◆ **Your instructions**:
Write out the records again, exactly, leaving none out.

Page and application data records
┏━━

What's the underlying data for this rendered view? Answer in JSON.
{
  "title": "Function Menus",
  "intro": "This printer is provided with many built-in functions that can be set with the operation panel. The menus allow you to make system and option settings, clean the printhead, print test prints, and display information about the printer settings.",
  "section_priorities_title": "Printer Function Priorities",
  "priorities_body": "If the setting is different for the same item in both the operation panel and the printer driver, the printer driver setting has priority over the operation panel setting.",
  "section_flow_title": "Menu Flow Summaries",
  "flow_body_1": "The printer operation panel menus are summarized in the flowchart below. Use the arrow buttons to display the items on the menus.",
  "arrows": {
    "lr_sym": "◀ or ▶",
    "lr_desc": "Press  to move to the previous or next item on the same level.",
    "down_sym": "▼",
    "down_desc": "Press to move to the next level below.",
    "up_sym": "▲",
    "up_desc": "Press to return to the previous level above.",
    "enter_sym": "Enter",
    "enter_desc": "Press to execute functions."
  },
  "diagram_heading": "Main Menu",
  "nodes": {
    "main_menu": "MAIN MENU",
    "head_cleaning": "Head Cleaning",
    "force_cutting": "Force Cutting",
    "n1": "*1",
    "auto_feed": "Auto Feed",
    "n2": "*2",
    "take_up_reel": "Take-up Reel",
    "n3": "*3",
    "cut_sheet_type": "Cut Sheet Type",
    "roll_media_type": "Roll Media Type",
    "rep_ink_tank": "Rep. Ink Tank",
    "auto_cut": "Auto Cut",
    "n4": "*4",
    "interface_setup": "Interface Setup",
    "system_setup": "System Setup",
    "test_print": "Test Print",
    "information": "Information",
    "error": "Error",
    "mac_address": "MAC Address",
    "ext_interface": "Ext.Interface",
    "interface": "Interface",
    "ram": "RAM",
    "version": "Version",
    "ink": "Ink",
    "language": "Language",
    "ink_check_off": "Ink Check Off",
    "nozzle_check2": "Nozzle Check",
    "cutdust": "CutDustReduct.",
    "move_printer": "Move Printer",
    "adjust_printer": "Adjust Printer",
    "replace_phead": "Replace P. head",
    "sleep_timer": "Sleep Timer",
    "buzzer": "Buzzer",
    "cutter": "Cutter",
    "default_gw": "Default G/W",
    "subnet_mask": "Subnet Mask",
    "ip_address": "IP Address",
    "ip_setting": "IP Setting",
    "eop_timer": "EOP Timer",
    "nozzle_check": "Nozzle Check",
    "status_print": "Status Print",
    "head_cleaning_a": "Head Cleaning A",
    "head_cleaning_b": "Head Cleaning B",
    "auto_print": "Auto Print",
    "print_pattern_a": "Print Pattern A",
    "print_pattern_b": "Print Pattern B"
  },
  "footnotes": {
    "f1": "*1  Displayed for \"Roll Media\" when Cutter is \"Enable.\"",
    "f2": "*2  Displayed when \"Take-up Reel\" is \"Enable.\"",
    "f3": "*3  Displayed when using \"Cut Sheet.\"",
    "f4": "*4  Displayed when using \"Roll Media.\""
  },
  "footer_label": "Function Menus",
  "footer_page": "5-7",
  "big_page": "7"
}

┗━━

◆ **Answer to this problem**:
What's the underlying data for this rendered view? Answer in JSON.
{
  "title": "Function Menus",
  "intro": "This printer is provided with many built-in functions that can be set with the operation panel. The menus allow you to make system and option settings, clean the printhead, print test prints, and display information about the printer settings.",
  "section_priorities_title": "Printer Function Priorities",
  "priorities_body": "If the setting is different for the same item in both the operation panel and the printer driver, the printer driver setting has priority over the operation panel setting.",
  "section_flow_title": "Menu Flow Summaries",
  "flow_body_1": "The printer operation panel menus are summarized in the flowchart below. Use the arrow buttons to display the items on the menus.",
  "arrows": {
    "lr_sym": "◀ or ▶",
    "lr_desc": "Press  to move to the previous or next item on the same level.",
    "down_sym": "▼",
    "down_desc": "Press to move to the next level below.",
    "up_sym": "▲",
    "up_desc": "Press to return to the previous level above.",
    "enter_sym": "Enter",
    "enter_desc": "Press to execute functions."
  },
  "diagram_heading": "Main Menu",
  "nodes": {
    "main_menu": "MAIN MENU",
    "head_cleaning": "Head Cleaning",
    "force_cutting": "Force Cutting",
    "n1": "*1",
    "auto_feed": "Auto Feed",
    "n2": "*2",
    "take_up_reel": "Take-up Reel",
    "n3": "*3",
    "cut_sheet_type": "Cut Sheet Type",
    "roll_media_type": "Roll Media Type",
    "rep_ink_tank": "Rep. Ink Tank",
    "auto_cut": "Auto Cut",
    "n4": "*4",
    "interface_setup": "Interface Setup",
    "system_setup": "System Setup",
    "test_print": "Test Print",
    "information": "Information",
    "error": "Error",
    "mac_address": "MAC Address",
    "ext_interface": "Ext.Interface",
    "interface": "Interface",
    "ram": "RAM",
    "version": "Version",
    "ink": "Ink",
    "language": "Language",
    "ink_check_off": "Ink Check Off",
    "nozzle_check2": "Nozzle Check",
    "cutdust": "CutDustReduct.",
    "move_printer": "Move Printer",
    "adjust_printer": "Adjust Printer",
    "replace_phead": "Replace P. head",
    "sleep_timer": "Sleep Timer",
    "buzzer": "Buzzer",
    "cutter": "Cutter",
    "default_gw": "Default G/W",
    "subnet_mask": "Subnet Mask",
    "ip_address": "IP Address",
    "ip_setting": "IP Setting",
    "eop_timer": "EOP Timer",
    "nozzle_check": "Nozzle Check",
    "status_print": "Status Print",
    "head_cleaning_a": "Head Cleaning A",
    "head_cleaning_b": "Head Cleaning B",
    "auto_print": "Auto Print",
    "print_pattern_a": "Print Pattern A",
    "print_pattern_b": "Print Pattern B"
  },
  "footnotes": {
    "f1": "*1  Displayed for \"Roll Media\" when Cutter is \"Enable.\"",
    "f2": "*2  Displayed when \"Take-up Reel\" is \"Enable.\"",
    "f3": "*3  Displayed when using \"Cut Sheet.\"",
    "f4": "*4  Displayed when using \"Roll Media.\""
  },
  "footer_label": "Function Menus",
  "footer_page": "5-7",
  "big_page": "7"
}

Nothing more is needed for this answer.